Structural Insulated Panels

Electrical and SIPs


Rob our electrician has been patiently drilling away into our SIPs panels - this is one of the numerous challenges that brings into question the efficiency of the SIPs process.  Even with the pre-cut chases, at every corner and from wall to ceiling, in many cases Rob has had to cut out access holes to get at and pull the wires.

We had more visitors at the site on Friday (from two great local architecture firms Studiotrope and Insitu), and they spoke of a SIPs process where electrical conduit and boxes are installed as part of the fabrication process vs. in the field.  I guess if you can coordinate everything down to the last 1/2”, it would be advantageous to do it this way.

If you are building with SIPs, make sure your installers place the panels at the intended interior/exterior orientation, and that each corner is drilled out for continuous chase access.  Also, make sure each chase is well marked.  We had a few panels that are square and symmetrical which were installed backwards - an easy mistake to make, but it has created confusion when trying to pull wires, because the chase marks are no longer visible.



We will be using SIPs (Structural Insulated Panels) for the exterior and roof of the house. Although the cost is a bit more than conventional framing and cellulose insulation, the benefits are numerous: Increased insulating value with foam, straight and plumb walls (presumably), and reduced waste. Unfortunately, however, you cannot use recessed cans in the roof panels at the 2nd floor level, so we’ll make some adjustments to the original lighting scheme.

Note: For information on SIPs, visit

Contractor Selection

A big day for us - we’ve made the decision on which contractor to use for our project.  It’s been a challenging process, as the final three were all very qualified, and some had experience in areas that we valued a lot.

Ultimately, the one with extensive SIPs experience won out, in that he is comfortable with them, and will not be charging us a significant premium for framing all the exterior walls with them.  It’s amazing how many contractors in the Denver area do not even know what SIPs are!

Many of the custom home-builders are charging a premium for their services in Denver.  Even though the market as a whole may be slowing, custom outfits in the metro area still aren’t hungry yet.
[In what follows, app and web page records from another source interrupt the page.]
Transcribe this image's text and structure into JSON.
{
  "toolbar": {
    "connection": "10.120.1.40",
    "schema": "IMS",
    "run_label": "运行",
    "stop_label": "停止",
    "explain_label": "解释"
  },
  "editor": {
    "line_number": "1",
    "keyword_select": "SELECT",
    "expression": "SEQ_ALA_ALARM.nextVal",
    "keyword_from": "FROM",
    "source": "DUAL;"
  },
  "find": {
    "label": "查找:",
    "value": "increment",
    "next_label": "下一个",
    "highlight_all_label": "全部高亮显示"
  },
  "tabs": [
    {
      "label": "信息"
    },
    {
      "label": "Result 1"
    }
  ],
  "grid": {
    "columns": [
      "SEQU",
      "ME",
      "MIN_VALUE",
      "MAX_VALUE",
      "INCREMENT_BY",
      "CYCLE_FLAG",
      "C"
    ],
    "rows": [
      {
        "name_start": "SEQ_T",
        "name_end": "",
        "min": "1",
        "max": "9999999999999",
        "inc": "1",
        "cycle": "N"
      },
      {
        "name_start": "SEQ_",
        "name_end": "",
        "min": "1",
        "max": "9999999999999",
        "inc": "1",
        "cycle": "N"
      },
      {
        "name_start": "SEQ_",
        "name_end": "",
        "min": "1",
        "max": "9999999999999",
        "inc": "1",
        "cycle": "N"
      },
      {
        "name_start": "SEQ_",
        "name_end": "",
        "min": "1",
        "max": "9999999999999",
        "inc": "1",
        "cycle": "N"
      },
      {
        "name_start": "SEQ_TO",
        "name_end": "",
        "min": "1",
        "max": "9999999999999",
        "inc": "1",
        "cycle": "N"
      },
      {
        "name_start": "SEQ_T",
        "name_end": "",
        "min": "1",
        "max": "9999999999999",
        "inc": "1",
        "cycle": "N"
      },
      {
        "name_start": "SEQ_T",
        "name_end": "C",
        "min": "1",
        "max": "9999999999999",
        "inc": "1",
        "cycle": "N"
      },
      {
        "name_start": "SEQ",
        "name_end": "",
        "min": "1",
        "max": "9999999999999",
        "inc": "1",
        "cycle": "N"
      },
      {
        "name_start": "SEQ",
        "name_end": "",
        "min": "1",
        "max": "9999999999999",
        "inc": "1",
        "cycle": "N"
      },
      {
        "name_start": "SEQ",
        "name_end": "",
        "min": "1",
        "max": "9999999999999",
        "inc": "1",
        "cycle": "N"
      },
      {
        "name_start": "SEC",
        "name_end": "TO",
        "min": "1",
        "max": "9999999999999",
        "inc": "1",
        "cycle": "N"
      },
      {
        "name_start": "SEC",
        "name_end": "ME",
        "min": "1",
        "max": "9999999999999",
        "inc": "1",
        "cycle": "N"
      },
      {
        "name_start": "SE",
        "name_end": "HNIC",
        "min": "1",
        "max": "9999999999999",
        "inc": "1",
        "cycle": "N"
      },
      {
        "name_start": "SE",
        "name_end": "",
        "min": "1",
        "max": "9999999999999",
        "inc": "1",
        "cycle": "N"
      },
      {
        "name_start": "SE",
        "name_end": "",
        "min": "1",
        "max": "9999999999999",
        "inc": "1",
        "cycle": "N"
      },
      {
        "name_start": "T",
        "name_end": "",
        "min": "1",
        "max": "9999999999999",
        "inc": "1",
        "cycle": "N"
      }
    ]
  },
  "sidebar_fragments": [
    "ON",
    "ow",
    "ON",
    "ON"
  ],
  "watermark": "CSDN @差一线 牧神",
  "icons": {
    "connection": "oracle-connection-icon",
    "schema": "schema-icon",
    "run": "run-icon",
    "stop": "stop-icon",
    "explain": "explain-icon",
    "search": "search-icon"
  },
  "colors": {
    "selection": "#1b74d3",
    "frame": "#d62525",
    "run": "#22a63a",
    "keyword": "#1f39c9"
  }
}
We are very happy to have made this milestone, and now the focus is on getting the permit set into the city and the project started ASAP!